◆ **Data records for software interfaces**
------------
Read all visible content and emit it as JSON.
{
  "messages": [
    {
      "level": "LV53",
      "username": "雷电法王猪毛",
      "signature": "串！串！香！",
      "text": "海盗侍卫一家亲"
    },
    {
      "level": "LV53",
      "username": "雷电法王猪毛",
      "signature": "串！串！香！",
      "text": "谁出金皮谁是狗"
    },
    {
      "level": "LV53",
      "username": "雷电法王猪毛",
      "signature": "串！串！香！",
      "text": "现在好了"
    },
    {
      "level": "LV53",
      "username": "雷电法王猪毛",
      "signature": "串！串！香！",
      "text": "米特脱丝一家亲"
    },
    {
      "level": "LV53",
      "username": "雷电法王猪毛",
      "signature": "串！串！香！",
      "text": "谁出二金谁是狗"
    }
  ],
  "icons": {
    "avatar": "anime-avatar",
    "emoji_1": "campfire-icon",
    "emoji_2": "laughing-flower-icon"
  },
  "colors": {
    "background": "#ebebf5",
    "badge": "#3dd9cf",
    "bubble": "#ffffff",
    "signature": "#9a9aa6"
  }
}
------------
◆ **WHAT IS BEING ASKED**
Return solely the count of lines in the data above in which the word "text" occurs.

◆ **WRITTEN SOLUTION**
5